* [TASK REQUIREMENTS]
Every record is to be restated exactly, with nothing left out.

* [EXERCISE INPUT]
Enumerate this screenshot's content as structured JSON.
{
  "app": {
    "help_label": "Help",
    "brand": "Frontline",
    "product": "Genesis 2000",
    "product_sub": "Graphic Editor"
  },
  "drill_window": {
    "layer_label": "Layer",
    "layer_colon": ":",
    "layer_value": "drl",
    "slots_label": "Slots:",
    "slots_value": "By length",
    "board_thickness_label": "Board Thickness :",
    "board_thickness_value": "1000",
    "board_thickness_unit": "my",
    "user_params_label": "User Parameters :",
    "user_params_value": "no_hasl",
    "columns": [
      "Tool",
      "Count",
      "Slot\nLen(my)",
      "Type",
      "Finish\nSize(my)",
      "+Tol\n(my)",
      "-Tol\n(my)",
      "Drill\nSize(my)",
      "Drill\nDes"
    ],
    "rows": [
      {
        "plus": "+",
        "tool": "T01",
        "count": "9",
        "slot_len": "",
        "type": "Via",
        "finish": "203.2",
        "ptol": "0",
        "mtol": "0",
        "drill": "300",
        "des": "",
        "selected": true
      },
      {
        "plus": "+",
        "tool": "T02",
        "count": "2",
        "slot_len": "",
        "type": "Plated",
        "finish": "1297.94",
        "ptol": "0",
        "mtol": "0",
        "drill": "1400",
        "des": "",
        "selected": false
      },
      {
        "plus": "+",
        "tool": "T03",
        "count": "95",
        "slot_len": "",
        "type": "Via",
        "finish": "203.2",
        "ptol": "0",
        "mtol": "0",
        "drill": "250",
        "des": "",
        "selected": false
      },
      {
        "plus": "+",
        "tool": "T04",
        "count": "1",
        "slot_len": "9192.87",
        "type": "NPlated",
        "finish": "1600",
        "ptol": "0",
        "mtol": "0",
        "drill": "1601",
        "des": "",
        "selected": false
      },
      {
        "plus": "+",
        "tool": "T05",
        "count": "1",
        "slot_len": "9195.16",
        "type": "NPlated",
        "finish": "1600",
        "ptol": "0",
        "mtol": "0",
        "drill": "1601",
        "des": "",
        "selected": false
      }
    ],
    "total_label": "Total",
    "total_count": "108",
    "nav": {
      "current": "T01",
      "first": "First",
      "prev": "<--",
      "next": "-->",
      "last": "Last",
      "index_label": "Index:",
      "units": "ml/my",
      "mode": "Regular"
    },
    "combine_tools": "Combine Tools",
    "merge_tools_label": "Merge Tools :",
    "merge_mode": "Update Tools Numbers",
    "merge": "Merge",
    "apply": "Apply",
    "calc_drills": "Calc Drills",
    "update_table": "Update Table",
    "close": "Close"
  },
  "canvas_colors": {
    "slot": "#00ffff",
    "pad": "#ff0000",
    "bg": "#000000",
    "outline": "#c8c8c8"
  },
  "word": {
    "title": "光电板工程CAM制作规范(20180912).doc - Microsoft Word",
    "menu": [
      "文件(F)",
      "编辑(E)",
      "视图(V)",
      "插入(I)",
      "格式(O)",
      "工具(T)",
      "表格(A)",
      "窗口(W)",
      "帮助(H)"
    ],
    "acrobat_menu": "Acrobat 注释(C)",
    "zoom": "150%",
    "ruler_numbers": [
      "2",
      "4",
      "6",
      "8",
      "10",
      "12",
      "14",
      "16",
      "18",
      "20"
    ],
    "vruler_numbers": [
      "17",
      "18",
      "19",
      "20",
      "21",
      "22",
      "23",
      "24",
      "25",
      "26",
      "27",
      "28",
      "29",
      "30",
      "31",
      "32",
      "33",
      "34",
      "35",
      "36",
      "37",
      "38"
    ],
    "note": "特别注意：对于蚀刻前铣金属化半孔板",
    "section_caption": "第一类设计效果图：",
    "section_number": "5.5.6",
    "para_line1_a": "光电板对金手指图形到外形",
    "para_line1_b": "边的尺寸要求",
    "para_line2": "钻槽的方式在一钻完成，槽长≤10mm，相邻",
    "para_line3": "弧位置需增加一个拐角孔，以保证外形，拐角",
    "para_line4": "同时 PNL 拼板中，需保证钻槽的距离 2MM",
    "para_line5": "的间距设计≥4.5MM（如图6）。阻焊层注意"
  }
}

* [SOLUTION FOR THIS PROBLEM]
Enumerate this screenshot's content as structured JSON.
{
  "app": {
    "help_label": "Help",
    "brand": "Frontline",
    "product": "Genesis 2000",
    "product_sub": "Graphic Editor"
  },
  "drill_window": {
    "layer_label": "Layer",
    "layer_colon": ":",
    "layer_value": "drl",
    "slots_label": "Slots:",
    "slots_value": "By length",
    "board_thickness_label": "Board Thickness :",
    "board_thickness_value": "1000",
    "board_thickness_unit": "my",
    "user_params_label": "User Parameters :",
    "user_params_value": "no_hasl",
    "columns": [
      "Tool",
      "Count",
      "Slot\nLen(my)",
      "Type",
      "Finish\nSize(my)",
      "+Tol\n(my)",
      "-Tol\n(my)",
      "Drill\nSize(my)",
      "Drill\nDes"
    ],
    "rows": [
      {
        "plus": "+",
        "tool": "T01",
        "count": "9",
        "slot_len": "",
        "type": "Via",
        "finish": "203.2",
        "ptol": "0",
        "mtol": "0",
        "drill": "300",
        "des": "",
        "selected": true
      },
      {
        "plus": "+",
        "tool": "T02",
        "count": "2",
        "slot_len": "",
        "type": "Plated",
        "finish": "1297.94",
        "ptol": "0",
        "mtol": "0",
        "drill": "1400",
        "des": "",
        "selected": false
      },
      {
        "plus": "+",
        "tool": "T03",
        "count": "95",
        "slot_len": "",
        "type": "Via",
        "finish": "203.2",
        "ptol": "0",
        "mtol": "0",
        "drill": "250",
        "des": "",
        "selected": false
      },
      {
        "plus": "+",
        "tool": "T04",
        "count": "1",
        "slot_len": "9192.87",
        "type": "NPlated",
        "finish": "1600",
        "ptol": "0",
        "mtol": "0",
        "drill": "1601",
        "des": "",
        "selected": false
      },
      {
        "plus": "+",
        "tool": "T05",
        "count": "1",
        "slot_len": "9195.16",
        "type": "NPlated",
        "finish": "1600",
        "ptol": "0",
        "mtol": "0",
        "drill": "1601",
        "des": "",
        "selected": false
      }
    ],
    "total_label": "Total",
    "total_count": "108",
    "nav": {
      "current": "T01",
      "first": "First",
      "prev": "<--",
      "next": "-->",
      "last": "Last",
      "index_label": "Index:",
      "units": "ml/my",
      "mode": "Regular"
    },
    "combine_tools": "Combine Tools",
    "merge_tools_label": "Merge Tools :",
    "merge_mode": "Update Tools Numbers",
    "merge": "Merge",
    "apply": "Apply",
    "calc_drills": "Calc Drills",
    "update_table": "Update Table",
    "close": "Close"
  },
  "canvas_colors": {
    "slot": "#00ffff",
    "pad": "#ff0000",
    "bg": "#000000",
    "outline": "#c8c8c8"
  },
  "word": {
    "title": "光电板工程CAM制作规范(20180912).doc - Microsoft Word",
    "menu": [
      "文件(F)",
      "编辑(E)",
      "视图(V)",
      "插入(I)",
      "格式(O)",
      "工具(T)",
      "表格(A)",
      "窗口(W)",
      "帮助(H)"
    ],
    "acrobat_menu": "Acrobat 注释(C)",
    "zoom": "150%",
    "ruler_numbers": [
      "2",
      "4",
      "6",
      "8",
      "10",
      "12",
      "14",
      "16",
      "18",
      "20"
    ],
    "vruler_numbers": [
      "17",
      "18",
      "19",
      "20",
      "21",
      "22",
      "23",
      "24",
      "25",
      "26",
      "27",
      "28",
      "29",
      "30",
      "31",
      "32",
      "33",
      "34",
      "35",
      "36",
      "37",
      "38"
    ],
    "note": "特别注意：对于蚀刻前铣金属化半孔板",
    "section_caption": "第一类设计效果图：",
    "section_number": "5.5.6",
    "para_line1_a": "光电板对金手指图形到外形",
    "para_line1_b": "边的尺寸要求",
    "para_line2": "钻槽的方式在一钻完成，槽长≤10mm，相邻",
    "para_line3": "弧位置需增加一个拐角孔，以保证外形，拐角",
    "para_line4": "同时 PNL 拼板中，需保证钻槽的距离 2MM",
    "para_line5": "的间距设计≥4.5MM（如图6）。阻焊层注意"
  }
}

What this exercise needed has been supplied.